%%

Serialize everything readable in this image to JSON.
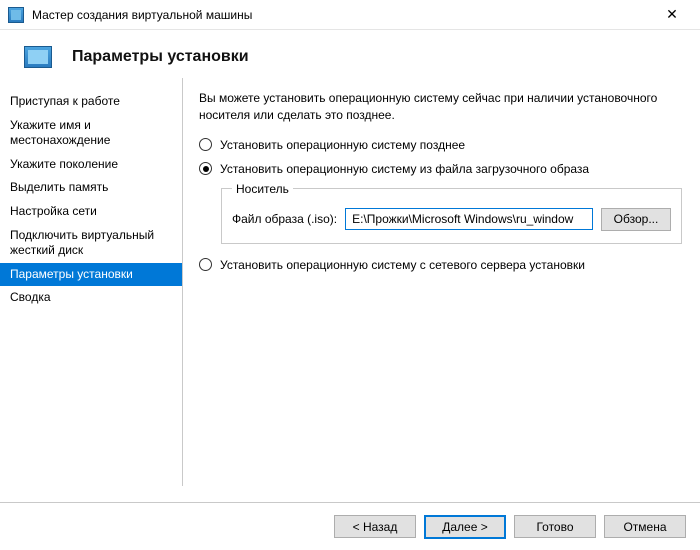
{
  "window": {
    "title": "Мастер создания виртуальной машины"
  },
  "header": {
    "title": "Параметры установки"
  },
  "sidebar": {
    "steps": [
      {
        "label": "Приступая к работе"
      },
      {
        "label": "Укажите имя и местонахождение"
      },
      {
        "label": "Укажите поколение"
      },
      {
        "label": "Выделить память"
      },
      {
        "label": "Настройка сети"
      },
      {
        "label": "Подключить виртуальный жесткий диск"
      },
      {
        "label": "Параметры установки"
      },
      {
        "label": "Сводка"
      }
    ],
    "active_index": 6
  },
  "content": {
    "intro": "Вы можете установить операционную систему сейчас при наличии установочного носителя или сделать это позднее.",
    "option_later": "Установить операционную систему позднее",
    "option_from_image": "Установить операционную систему из файла загрузочного образа",
    "option_from_network": "Установить операционную систему с сетевого сервера установки",
    "selected_option": "from_image",
    "media": {
      "legend": "Носитель",
      "iso_label": "Файл образа (.iso):",
      "iso_value": "E:\\Прожки\\Microsoft Windows\\ru_window",
      "browse": "Обзор..."
    }
  },
  "footer": {
    "back": "< Назад",
    "next": "Далее >",
    "finish": "Готово",
    "cancel": "Отмена"
  }
}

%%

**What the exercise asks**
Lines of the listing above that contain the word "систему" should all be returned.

**Answer to the exercise**
    "intro": "Вы можете установить операционную систему сейчас при наличии установочного носителя или сделать это позднее.",
    "option_later": "Установить операционную систему позднее",
    "option_from_image": "Установить операционную систему из файла загрузочного образа",
    "option_from_network": "Установить операционную систему с сетевого сервера установки",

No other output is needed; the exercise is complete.